### [THE TASK]
Are you able to retype all the records below exactly?

Top of TASK DATA

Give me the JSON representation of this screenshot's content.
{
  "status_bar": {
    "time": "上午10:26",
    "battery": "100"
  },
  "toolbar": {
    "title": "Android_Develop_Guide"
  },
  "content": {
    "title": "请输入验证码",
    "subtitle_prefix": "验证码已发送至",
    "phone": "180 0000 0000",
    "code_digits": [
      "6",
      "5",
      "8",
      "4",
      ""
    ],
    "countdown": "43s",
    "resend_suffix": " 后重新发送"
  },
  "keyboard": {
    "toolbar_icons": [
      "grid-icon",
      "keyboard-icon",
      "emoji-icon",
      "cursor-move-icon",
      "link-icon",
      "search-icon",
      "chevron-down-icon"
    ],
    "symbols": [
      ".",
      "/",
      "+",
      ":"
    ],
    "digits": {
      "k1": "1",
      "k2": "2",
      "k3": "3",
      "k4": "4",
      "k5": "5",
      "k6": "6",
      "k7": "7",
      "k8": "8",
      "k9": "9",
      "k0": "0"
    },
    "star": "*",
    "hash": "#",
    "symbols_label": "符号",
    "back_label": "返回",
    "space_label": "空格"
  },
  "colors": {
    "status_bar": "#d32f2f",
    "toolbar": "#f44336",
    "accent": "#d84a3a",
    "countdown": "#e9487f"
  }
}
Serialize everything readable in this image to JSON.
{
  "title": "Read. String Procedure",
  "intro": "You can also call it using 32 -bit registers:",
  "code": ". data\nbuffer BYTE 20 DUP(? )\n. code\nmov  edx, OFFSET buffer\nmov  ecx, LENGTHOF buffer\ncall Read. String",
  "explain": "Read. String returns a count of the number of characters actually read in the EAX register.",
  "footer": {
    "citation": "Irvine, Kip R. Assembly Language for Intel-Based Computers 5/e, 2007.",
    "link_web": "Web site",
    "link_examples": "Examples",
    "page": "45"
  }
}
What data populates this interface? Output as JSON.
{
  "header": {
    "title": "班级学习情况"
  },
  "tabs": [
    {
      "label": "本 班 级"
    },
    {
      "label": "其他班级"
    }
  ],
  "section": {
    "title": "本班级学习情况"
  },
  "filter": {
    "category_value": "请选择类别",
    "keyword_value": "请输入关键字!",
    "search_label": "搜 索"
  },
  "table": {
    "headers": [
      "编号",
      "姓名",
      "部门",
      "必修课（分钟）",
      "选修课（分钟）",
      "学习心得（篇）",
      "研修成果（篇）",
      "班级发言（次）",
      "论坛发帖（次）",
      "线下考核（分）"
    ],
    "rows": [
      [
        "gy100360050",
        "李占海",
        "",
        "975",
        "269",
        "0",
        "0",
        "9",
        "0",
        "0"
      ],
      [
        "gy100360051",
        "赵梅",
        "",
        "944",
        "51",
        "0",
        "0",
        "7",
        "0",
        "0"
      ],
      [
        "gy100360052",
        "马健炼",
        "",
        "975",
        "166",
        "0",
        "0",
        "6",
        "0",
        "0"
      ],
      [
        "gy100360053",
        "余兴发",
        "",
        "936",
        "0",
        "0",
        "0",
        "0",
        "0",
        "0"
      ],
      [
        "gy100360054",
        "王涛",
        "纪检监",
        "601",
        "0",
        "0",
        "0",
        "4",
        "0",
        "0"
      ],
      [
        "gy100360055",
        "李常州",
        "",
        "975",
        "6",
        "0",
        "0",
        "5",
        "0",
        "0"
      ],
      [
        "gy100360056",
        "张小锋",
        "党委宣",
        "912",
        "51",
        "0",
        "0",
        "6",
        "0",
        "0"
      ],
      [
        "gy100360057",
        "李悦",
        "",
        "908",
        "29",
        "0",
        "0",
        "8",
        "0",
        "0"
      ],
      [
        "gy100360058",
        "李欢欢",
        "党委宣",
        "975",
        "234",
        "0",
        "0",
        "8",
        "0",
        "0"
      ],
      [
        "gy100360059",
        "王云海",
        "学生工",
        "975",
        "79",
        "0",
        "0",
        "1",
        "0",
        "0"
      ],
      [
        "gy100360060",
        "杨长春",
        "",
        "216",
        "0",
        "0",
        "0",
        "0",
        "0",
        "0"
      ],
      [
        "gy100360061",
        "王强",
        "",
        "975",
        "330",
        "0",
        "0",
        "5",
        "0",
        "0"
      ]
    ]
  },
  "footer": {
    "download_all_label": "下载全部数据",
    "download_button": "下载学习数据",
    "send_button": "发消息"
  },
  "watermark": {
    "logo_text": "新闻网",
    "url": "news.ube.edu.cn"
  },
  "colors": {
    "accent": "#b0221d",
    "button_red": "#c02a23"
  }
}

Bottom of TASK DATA

### [WRITTEN ANSWER]
Give me the JSON representation of this screenshot's content.
{
  "status_bar": {
    "time": "上午10:26",
    "battery": "100"
  },
  "toolbar": {
    "title": "Android_Develop_Guide"
  },
  "content": {
    "title": "请输入验证码",
    "subtitle_prefix": "验证码已发送至",
    "phone": "180 0000 0000",
    "code_digits": [
      "6",
      "5",
      "8",
      "4",
      ""
    ],
    "countdown": "43s",
    "resend_suffix": " 后重新发送"
  },
  "keyboard": {
    "toolbar_icons": [
      "grid-icon",
      "keyboard-icon",
      "emoji-icon",
      "cursor-move-icon",
      "link-icon",
      "search-icon",
      "chevron-down-icon"
    ],
    "symbols": [
      ".",
      "/",
      "+",
      ":"
    ],
    "digits": {
      "k1": "1",
      "k2": "2",
      "k3": "3",
      "k4": "4",
      "k5": "5",
      "k6": "6",
      "k7": "7",
      "k8": "8",
      "k9": "9",
      "k0": "0"
    },
    "star": "*",
    "hash": "#",
    "symbols_label": "符号",
    "back_label": "返回",
    "space_label": "空格"
  },
  "colors": {
    "status_bar": "#d32f2f",
    "toolbar": "#f44336",
    "accent": "#d84a3a",
    "countdown": "#e9487f"
  }
}
Serialize everything readable in this image to JSON.
{
  "title": "Read. String Procedure",
  "intro": "You can also call it using 32 -bit registers:",
  "code": ". data\nbuffer BYTE 20 DUP(? )\n. code\nmov  edx, OFFSET buffer\nmov  ecx, LENGTHOF buffer\ncall Read. String",
  "explain": "Read. String returns a count of the number of characters actually read in the EAX register.",
  "footer": {
    "citation": "Irvine, Kip R. Assembly Language for Intel-Based Computers 5/e, 2007.",
    "link_web": "Web site",
    "link_examples": "Examples",
    "page": "45"
  }
}
What data populates this interface? Output as JSON.
{
  "header": {
    "title": "班级学习情况"
  },
  "tabs": [
    {
      "label": "本 班 级"
    },
    {
      "label": "其他班级"
    }
  ],
  "section": {
    "title": "本班级学习情况"
  },
  "filter": {
    "category_value": "请选择类别",
    "keyword_value": "请输入关键字!",
    "search_label": "搜 索"
  },
  "table": {
    "headers": [
      "编号",
      "姓名",
      "部门",
      "必修课（分钟）",
      "选修课（分钟）",
      "学习心得（篇）",
      "研修成果（篇）",
      "班级发言（次）",
      "论坛发帖（次）",
      "线下考核（分）"
    ],
    "rows": [
      [
        "gy100360050",
        "李占海",
        "",
        "975",
        "269",
        "0",
        "0",
        "9",
        "0",
        "0"
      ],
      [
        "gy100360051",
        "赵梅",
        "",
        "944",
        "51",
        "0",
        "0",
        "7",
        "0",
        "0"
      ],
      [
        "gy100360052",
        "马健炼",
        "",
        "975",
        "166",
        "0",
        "0",
        "6",
        "0",
        "0"
      ],
      [
        "gy100360053",
        "余兴发",
        "",
        "936",
        "0",
        "0",
        "0",
        "0",
        "0",
        "0"
      ],
      [
        "gy100360054",
        "王涛",
        "纪检监",
        "601",
        "0",
        "0",
        "0",
        "4",
        "0",
        "0"
      ],
      [
        "gy100360055",
        "李常州",
        "",
        "975",
        "6",
        "0",
        "0",
        "5",
        "0",
        "0"
      ],
      [
        "gy100360056",
        "张小锋",
        "党委宣",
        "912",
        "51",
        "0",
        "0",
        "6",
        "0",
        "0"
      ],
      [
        "gy100360057",
        "李悦",
        "",
        "908",
        "29",
        "0",
        "0",
        "8",
        "0",
        "0"
      ],
      [
        "gy100360058",
        "李欢欢",
        "党委宣",
        "975",
        "234",
        "0",
        "0",
        "8",
        "0",
        "0"
      ],
      [
        "gy100360059",
        "王云海",
        "学生工",
        "975",
        "79",
        "0",
        "0",
        "1",
        "0",
        "0"
      ],
      [
        "gy100360060",
        "杨长春",
        "",
        "216",
        "0",
        "0",
        "0",
        "0",
        "0",
        "0"
      ],
      [
        "gy100360061",
        "王强",
        "",
        "975",
        "330",
        "0",
        "0",
        "5",
        "0",
        "0"
      ]
    ]
  },
  "footer": {
    "download_all_label": "下载全部数据",
    "download_button": "下载学习数据",
    "send_button": "发消息"
  },
  "watermark": {
    "logo_text": "新闻网",
    "url": "news.ube.edu.cn"
  },
  "colors": {
    "accent": "#b0221d",
    "button_red": "#c02a23"
  }
}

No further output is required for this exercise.